**Dataset items:**
........

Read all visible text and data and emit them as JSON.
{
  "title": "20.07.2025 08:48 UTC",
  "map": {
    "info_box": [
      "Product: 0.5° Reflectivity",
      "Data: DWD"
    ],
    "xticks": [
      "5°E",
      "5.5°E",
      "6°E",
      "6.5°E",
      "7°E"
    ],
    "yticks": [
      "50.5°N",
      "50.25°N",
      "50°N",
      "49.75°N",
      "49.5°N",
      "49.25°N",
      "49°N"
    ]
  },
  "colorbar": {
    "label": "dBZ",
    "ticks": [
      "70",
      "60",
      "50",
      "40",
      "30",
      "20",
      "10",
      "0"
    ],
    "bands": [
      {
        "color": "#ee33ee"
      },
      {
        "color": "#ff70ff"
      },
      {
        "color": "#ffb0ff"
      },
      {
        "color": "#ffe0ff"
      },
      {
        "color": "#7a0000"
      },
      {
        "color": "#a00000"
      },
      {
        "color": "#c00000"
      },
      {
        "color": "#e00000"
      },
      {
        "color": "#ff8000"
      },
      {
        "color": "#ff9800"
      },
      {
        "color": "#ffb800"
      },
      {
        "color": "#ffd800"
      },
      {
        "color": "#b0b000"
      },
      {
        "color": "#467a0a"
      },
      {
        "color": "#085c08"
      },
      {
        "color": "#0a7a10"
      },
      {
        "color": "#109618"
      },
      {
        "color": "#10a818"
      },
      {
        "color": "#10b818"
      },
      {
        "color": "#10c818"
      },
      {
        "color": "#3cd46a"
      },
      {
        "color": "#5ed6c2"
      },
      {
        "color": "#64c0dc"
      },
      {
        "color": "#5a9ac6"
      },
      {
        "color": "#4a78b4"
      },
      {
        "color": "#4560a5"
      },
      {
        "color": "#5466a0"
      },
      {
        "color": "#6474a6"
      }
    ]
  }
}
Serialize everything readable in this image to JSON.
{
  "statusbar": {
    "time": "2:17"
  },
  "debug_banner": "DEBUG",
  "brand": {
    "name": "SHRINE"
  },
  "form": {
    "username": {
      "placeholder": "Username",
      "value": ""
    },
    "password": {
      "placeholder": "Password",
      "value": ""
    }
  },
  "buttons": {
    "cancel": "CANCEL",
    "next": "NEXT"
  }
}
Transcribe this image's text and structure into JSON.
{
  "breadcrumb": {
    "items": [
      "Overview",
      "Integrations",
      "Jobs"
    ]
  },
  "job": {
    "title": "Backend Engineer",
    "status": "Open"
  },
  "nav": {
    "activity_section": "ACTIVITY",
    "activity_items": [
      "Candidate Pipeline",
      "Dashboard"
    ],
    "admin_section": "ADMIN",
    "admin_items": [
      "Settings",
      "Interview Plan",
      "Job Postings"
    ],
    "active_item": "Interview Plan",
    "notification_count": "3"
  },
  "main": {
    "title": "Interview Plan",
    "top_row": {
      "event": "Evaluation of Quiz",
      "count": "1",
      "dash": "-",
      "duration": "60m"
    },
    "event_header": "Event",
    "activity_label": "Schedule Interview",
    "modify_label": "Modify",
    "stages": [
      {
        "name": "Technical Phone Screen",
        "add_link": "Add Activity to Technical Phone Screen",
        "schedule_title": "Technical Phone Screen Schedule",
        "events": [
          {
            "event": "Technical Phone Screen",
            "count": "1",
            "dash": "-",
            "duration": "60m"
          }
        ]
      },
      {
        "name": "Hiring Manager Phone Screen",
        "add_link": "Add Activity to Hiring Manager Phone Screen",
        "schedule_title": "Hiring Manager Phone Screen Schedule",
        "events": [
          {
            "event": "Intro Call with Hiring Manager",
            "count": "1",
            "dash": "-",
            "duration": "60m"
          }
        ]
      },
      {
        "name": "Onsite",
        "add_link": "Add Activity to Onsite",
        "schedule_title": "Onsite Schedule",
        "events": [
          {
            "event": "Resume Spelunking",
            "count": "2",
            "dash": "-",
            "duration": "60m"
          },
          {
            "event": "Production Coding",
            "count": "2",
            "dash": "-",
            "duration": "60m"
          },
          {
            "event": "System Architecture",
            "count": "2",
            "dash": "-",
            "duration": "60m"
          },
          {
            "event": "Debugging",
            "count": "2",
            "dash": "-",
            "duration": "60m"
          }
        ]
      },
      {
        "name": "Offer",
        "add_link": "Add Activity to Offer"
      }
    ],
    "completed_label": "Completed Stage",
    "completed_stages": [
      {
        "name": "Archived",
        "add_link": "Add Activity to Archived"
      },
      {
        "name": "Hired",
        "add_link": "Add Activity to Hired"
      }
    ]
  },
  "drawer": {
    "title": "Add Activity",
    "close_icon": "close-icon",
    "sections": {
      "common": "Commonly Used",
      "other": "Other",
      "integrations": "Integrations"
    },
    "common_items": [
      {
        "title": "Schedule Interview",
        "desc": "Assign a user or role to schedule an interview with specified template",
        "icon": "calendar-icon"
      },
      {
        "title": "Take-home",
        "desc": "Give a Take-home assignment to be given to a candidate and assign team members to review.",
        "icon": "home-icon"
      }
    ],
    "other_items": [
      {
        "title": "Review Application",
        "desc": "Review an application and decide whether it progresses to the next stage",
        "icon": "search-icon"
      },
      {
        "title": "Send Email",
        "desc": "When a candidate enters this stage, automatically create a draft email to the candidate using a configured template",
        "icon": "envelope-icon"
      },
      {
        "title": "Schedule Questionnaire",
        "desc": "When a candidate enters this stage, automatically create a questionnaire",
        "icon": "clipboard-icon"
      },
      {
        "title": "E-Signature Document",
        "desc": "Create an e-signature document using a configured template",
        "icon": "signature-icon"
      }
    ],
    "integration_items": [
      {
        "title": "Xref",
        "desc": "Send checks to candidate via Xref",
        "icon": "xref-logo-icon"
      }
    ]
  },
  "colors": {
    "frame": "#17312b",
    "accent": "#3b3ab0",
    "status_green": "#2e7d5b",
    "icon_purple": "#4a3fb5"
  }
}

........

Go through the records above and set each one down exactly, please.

Read all visible text and data and emit them as JSON.
{
  "title": "20.07.2025 08:48 UTC",
  "map": {
    "info_box": [
      "Product: 0.5° Reflectivity",
      "Data: DWD"
    ],
    "xticks": [
      "5°E",
      "5.5°E",
      "6°E",
      "6.5°E",
      "7°E"
    ],
    "yticks": [
      "50.5°N",
      "50.25°N",
      "50°N",
      "49.75°N",
      "49.5°N",
      "49.25°N",
      "49°N"
    ]
  },
  "colorbar": {
    "label": "dBZ",
    "ticks": [
      "70",
      "60",
      "50",
      "40",
      "30",
      "20",
      "10",
      "0"
    ],
    "bands": [
      {
        "color": "#ee33ee"
      },
      {
        "color": "#ff70ff"
      },
      {
        "color": "#ffb0ff"
      },
      {
        "color": "#ffe0ff"
      },
      {
        "color": "#7a0000"
      },
      {
        "color": "#a00000"
      },
      {
        "color": "#c00000"
      },
      {
        "color": "#e00000"
      },
      {
        "color": "#ff8000"
      },
      {
        "color": "#ff9800"
      },
      {
        "color": "#ffb800"
      },
      {
        "color": "#ffd800"
      },
      {
        "color": "#b0b000"
      },
      {
        "color": "#467a0a"
      },
      {
        "color": "#085c08"
      },
      {
        "color": "#0a7a10"
      },
      {
        "color": "#109618"
      },
      {
        "color": "#10a818"
      },
      {
        "color": "#10b818"
      },
      {
        "color": "#10c818"
      },
      {
        "color": "#3cd46a"
      },
      {
        "color": "#5ed6c2"
      },
      {
        "color": "#64c0dc"
      },
      {
        "color": "#5a9ac6"
      },
      {
        "color": "#4a78b4"
      },
      {
        "color": "#4560a5"
      },
      {
        "color": "#5466a0"
      },
      {
        "color": "#6474a6"
      }
    ]
  }
}
Serialize everything readable in this image to JSON.
{
  "statusbar": {
    "time": "2:17"
  },
  "debug_banner": "DEBUG",
  "brand": {
    "name": "SHRINE"
  },
  "form": {
    "username": {
      "placeholder": "Username",
      "value": ""
    },
    "password": {
      "placeholder": "Password",
      "value": ""
    }
  },
  "buttons": {
    "cancel": "CANCEL",
    "next": "NEXT"
  }
}
Transcribe this image's text and structure into JSON.
{
  "breadcrumb": {
    "items": [
      "Overview",
      "Integrations",
      "Jobs"
    ]
  },
  "job": {
    "title": "Backend Engineer",
    "status": "Open"
  },
  "nav": {
    "activity_section": "ACTIVITY",
    "activity_items": [
      "Candidate Pipeline",
      "Dashboard"
    ],
    "admin_section": "ADMIN",
    "admin_items": [
      "Settings",
      "Interview Plan",
      "Job Postings"
    ],
    "active_item": "Interview Plan",
    "notification_count": "3"
  },
  "main": {
    "title": "Interview Plan",
    "top_row": {
      "event": "Evaluation of Quiz",
      "count": "1",
      "dash": "-",
      "duration": "60m"
    },
    "event_header": "Event",
    "activity_label": "Schedule Interview",
    "modify_label": "Modify",
    "stages": [
      {
        "name": "Technical Phone Screen",
        "add_link": "Add Activity to Technical Phone Screen",
        "schedule_title": "Technical Phone Screen Schedule",
        "events": [
          {
            "event": "Technical Phone Screen",
            "count": "1",
            "dash": "-",
            "duration": "60m"
          }
        ]
      },
      {
        "name": "Hiring Manager Phone Screen",
        "add_link": "Add Activity to Hiring Manager Phone Screen",
        "schedule_title": "Hiring Manager Phone Screen Schedule",
        "events": [
          {
            "event": "Intro Call with Hiring Manager",
            "count": "1",
            "dash": "-",
            "duration": "60m"
          }
        ]
      },
      {
        "name": "Onsite",
        "add_link": "Add Activity to Onsite",
        "schedule_title": "Onsite Schedule",
        "events": [
          {
            "event": "Resume Spelunking",
            "count": "2",
            "dash": "-",
            "duration": "60m"
          },
          {
            "event": "Production Coding",
            "count": "2",
            "dash": "-",
            "duration": "60m"
          },
          {
            "event": "System Architecture",
            "count": "2",
            "dash": "-",
            "duration": "60m"
          },
          {
            "event": "Debugging",
            "count": "2",
            "dash": "-",
            "duration": "60m"
          }
        ]
      },
      {
        "name": "Offer",
        "add_link": "Add Activity to Offer"
      }
    ],
    "completed_label": "Completed Stage",
    "completed_stages": [
      {
        "name": "Archived",
        "add_link": "Add Activity to Archived"
      },
      {
        "name": "Hired",
        "add_link": "Add Activity to Hired"
      }
    ]
  },
  "drawer": {
    "title": "Add Activity",
    "close_icon": "close-icon",
    "sections": {
      "common": "Commonly Used",
      "other": "Other",
      "integrations": "Integrations"
    },
    "common_items": [
      {
        "title": "Schedule Interview",
        "desc": "Assign a user or role to schedule an interview with specified template",
        "icon": "calendar-icon"
      },
      {
        "title": "Take-home",
        "desc": "Give a Take-home assignment to be given to a candidate and assign team members to review.",
        "icon": "home-icon"
      }
    ],
    "other_items": [
      {
        "title": "Review Application",
        "desc": "Review an application and decide whether it progresses to the next stage",
        "icon": "search-icon"
      },
      {
        "title": "Send Email",
        "desc": "When a candidate enters this stage, automatically create a draft email to the candidate using a configured template",
        "icon": "envelope-icon"
      },
      {
        "title": "Schedule Questionnaire",
        "desc": "When a candidate enters this stage, automatically create a questionnaire",
        "icon": "clipboard-icon"
      },
      {
        "title": "E-Signature Document",
        "desc": "Create an e-signature document using a configured template",
        "icon": "signature-icon"
      }
    ],
    "integration_items": [
      {
        "title": "Xref",
        "desc": "Send checks to candidate via Xref",
        "icon": "xref-logo-icon"
      }
    ]
  },
  "colors": {
    "frame": "#17312b",
    "accent": "#3b3ab0",
    "status_green": "#2e7d5b",
    "icon_purple": "#4a3fb5"
  }
}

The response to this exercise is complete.